Exercise objective:
Starting at the line with "Extract the structured", set down each line of the entries below through the last one, exactly as it stands.

=== Raw data ===

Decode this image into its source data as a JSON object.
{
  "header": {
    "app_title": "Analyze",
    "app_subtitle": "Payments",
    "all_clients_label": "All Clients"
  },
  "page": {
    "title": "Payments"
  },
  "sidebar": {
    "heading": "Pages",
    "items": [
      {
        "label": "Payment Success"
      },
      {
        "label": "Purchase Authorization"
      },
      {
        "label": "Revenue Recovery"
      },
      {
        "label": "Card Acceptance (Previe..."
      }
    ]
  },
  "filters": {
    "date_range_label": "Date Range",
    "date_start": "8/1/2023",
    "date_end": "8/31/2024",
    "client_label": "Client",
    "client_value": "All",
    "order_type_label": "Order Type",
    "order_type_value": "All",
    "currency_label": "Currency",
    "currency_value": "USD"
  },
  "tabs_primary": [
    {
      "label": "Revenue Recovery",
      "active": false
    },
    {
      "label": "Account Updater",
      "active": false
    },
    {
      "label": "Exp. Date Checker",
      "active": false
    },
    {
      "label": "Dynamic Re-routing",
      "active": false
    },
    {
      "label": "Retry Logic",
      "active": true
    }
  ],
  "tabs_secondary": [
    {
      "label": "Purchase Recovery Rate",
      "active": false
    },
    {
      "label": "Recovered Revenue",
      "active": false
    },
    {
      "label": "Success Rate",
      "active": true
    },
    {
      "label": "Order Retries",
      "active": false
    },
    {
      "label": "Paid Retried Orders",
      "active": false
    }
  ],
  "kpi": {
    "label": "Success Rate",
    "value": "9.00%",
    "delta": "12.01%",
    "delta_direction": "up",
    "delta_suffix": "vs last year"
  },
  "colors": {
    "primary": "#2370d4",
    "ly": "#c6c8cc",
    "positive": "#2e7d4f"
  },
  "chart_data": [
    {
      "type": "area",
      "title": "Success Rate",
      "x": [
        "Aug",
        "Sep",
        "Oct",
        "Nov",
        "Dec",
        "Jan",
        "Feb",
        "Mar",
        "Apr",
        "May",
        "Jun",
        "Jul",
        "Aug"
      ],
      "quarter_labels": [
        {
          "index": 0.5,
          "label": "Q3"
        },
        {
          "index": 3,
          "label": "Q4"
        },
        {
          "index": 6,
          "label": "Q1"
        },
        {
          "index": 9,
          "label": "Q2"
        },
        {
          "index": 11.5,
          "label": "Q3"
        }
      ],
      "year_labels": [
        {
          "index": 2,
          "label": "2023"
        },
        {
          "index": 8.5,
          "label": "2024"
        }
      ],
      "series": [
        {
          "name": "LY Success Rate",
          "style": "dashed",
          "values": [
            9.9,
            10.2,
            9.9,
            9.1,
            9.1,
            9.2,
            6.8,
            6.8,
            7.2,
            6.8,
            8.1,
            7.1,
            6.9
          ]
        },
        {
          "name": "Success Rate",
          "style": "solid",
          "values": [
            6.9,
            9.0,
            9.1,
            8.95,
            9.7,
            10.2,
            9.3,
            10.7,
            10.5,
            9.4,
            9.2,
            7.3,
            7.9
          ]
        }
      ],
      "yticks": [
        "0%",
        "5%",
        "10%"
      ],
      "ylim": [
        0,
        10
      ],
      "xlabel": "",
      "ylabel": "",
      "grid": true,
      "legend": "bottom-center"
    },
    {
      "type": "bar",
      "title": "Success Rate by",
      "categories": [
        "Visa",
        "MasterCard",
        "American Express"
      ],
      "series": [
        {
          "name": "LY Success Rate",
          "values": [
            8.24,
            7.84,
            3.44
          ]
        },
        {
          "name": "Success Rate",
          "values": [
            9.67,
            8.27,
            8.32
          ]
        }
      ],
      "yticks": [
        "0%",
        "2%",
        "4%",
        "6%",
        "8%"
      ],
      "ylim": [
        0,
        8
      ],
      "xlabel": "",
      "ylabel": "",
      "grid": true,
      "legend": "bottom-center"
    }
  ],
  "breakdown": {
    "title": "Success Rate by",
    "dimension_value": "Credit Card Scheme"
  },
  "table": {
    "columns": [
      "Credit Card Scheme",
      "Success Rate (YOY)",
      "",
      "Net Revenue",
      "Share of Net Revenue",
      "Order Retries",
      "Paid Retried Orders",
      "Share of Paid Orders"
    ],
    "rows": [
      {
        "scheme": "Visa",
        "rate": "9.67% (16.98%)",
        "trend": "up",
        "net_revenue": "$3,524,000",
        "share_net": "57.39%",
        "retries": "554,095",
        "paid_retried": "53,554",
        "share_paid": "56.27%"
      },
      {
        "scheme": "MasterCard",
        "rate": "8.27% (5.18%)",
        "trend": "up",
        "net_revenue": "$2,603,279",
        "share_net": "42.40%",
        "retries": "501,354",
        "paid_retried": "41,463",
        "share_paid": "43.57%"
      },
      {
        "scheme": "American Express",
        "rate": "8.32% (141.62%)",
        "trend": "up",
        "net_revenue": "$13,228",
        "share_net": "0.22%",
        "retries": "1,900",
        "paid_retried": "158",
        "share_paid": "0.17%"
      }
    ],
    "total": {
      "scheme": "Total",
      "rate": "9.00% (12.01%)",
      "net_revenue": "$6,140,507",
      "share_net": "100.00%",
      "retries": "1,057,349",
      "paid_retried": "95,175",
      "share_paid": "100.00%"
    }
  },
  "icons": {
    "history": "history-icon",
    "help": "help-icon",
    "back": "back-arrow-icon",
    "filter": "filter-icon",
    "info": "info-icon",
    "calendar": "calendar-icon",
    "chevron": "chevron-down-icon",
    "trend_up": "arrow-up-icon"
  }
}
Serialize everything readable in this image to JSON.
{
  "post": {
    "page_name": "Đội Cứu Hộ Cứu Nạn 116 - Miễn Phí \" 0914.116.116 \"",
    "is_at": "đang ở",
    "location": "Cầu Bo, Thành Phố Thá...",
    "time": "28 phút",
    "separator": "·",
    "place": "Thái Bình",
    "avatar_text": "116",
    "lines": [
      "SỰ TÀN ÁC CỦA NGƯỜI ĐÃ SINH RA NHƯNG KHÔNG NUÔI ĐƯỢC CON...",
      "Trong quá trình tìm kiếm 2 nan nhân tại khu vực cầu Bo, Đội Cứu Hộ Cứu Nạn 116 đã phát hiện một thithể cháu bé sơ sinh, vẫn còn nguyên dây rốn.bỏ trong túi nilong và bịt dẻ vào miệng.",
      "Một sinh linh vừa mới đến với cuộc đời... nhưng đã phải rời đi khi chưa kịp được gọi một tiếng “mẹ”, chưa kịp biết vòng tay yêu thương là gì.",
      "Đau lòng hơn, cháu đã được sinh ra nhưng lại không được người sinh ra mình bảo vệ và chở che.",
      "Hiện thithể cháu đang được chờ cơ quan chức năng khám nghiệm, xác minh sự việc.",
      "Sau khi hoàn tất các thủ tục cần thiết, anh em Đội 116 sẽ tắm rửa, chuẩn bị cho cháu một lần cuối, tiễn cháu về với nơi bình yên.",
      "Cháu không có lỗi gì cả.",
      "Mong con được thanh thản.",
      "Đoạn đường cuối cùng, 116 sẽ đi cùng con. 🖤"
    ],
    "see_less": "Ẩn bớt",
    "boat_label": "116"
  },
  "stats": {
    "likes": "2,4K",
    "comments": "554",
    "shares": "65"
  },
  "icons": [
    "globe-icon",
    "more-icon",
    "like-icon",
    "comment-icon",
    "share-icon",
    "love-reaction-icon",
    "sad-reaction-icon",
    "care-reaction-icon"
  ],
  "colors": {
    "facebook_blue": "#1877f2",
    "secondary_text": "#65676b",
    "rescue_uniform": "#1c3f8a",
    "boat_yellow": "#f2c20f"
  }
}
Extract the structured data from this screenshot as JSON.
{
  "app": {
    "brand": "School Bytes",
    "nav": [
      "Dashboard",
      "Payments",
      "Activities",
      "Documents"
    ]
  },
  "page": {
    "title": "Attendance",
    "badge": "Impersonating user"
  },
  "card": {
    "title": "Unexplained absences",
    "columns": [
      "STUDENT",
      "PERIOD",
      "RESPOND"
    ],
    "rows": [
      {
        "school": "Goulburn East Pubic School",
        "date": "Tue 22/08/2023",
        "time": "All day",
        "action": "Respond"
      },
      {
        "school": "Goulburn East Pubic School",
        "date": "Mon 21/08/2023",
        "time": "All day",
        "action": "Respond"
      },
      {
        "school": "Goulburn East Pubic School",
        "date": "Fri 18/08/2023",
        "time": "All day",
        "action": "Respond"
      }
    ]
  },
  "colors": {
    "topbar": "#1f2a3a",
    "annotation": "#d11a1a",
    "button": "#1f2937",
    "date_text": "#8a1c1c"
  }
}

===

Solution for this problem:
Extract the structured data from this screenshot as JSON.
{
  "app": {
    "brand": "School Bytes",
    "nav": [
      "Dashboard",
      "Payments",
      "Activities",
      "Documents"
    ]
  },
  "page": {
    "title": "Attendance",
    "badge": "Impersonating user"
  },
  "card": {
    "title": "Unexplained absences",
    "columns": [
      "STUDENT",
      "PERIOD",
      "RESPOND"
    ],
    "rows": [
      {
        "school": "Goulburn East Pubic School",
        "date": "Tue 22/08/2023",
        "time": "All day",
        "action": "Respond"
      },
      {
        "school": "Goulburn East Pubic School",
        "date": "Mon 21/08/2023",
        "time": "All day",
        "action": "Respond"
      },
      {
        "school": "Goulburn East Pubic School",
        "date": "Fri 18/08/2023",
        "time": "All day",
        "action": "Respond"
      }
    ]
  },
  "colors": {
    "topbar": "#1f2a3a",
    "annotation": "#d11a1a",
    "button": "#1f2937",
    "date_text": "#8a1c1c"
  }
}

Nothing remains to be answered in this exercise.